Show all lines of the entries in which the word "occupancy" is found.

═══ Data in this exercise ═══

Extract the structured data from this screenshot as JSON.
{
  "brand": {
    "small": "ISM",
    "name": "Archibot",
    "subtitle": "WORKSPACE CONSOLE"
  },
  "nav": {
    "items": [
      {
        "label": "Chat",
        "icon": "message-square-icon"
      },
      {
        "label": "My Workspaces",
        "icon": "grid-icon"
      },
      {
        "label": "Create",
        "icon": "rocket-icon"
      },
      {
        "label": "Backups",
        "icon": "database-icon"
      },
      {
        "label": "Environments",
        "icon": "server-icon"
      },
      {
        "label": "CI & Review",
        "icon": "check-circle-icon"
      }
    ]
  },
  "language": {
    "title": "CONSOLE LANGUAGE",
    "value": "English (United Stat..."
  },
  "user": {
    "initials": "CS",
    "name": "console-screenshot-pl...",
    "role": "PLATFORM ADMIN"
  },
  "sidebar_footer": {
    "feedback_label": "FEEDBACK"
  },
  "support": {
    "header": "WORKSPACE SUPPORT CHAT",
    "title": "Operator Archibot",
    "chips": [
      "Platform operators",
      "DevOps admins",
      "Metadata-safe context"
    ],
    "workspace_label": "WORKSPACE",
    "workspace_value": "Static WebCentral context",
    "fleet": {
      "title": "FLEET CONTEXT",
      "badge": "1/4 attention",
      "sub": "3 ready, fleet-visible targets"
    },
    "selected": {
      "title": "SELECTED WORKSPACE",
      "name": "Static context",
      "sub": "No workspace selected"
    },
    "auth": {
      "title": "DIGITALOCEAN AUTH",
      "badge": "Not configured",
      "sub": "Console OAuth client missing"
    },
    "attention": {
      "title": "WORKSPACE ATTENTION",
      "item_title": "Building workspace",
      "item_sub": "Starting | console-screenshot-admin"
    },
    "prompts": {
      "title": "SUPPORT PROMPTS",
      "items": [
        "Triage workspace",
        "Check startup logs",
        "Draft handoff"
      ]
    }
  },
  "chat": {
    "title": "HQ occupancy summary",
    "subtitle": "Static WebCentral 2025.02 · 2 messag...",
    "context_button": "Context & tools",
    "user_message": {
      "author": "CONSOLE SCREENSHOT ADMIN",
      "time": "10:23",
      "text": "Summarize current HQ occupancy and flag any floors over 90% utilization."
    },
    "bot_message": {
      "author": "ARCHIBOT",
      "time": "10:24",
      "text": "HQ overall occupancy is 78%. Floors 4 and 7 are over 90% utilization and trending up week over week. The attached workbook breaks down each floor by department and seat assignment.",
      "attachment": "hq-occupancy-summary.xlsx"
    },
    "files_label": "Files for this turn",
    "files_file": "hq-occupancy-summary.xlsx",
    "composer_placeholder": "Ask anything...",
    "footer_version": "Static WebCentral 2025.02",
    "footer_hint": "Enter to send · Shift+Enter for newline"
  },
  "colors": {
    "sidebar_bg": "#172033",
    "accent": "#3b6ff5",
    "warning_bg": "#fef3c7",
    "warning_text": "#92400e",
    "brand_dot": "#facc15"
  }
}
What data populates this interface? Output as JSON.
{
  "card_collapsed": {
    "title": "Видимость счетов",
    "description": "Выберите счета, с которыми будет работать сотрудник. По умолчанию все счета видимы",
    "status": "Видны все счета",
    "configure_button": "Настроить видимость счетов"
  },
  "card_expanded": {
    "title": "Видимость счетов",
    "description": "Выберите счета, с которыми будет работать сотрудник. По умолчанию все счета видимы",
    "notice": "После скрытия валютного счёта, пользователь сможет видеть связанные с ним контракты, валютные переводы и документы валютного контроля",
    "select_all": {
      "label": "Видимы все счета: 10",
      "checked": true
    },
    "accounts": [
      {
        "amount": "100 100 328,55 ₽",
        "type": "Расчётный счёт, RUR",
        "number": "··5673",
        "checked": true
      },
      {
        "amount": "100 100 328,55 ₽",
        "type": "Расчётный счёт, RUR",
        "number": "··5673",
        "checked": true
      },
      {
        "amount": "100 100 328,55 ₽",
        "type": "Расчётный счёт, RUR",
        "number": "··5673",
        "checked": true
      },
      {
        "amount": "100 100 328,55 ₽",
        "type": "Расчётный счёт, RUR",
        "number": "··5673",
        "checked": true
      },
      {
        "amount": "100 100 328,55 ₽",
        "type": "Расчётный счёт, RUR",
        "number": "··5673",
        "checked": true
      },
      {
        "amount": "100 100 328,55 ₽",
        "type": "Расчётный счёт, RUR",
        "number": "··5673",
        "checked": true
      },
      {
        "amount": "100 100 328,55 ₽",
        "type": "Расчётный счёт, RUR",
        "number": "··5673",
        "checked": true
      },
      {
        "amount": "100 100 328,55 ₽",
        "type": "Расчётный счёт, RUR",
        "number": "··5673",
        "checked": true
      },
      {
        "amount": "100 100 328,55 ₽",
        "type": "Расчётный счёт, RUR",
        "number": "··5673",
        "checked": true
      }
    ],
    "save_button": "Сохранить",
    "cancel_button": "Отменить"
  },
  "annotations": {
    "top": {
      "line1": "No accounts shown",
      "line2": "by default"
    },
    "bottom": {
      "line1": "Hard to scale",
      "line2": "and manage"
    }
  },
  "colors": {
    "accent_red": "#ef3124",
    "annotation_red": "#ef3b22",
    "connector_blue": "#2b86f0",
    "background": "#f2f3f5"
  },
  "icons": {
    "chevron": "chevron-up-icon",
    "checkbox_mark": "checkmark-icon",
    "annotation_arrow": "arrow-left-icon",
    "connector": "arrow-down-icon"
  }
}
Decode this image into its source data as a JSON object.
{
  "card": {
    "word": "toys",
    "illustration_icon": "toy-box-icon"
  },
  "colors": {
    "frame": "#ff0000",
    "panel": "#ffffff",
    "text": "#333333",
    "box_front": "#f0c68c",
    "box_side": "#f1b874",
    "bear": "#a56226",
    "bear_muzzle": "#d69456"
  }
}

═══

Result of this task:
    "title": "HQ occupancy summary",
      "text": "Summarize current HQ occupancy and flag any floors over 90% utilization."
      "text": "HQ overall occupancy is 78%. Floors 4 and 7 are over 90% utilization and trending up week over week. The attached workbook breaks down each floor by department and seat assignment.",
      "attachment": "hq-occupancy-summary.xlsx"
    "files_file": "hq-occupancy-summary.xlsx",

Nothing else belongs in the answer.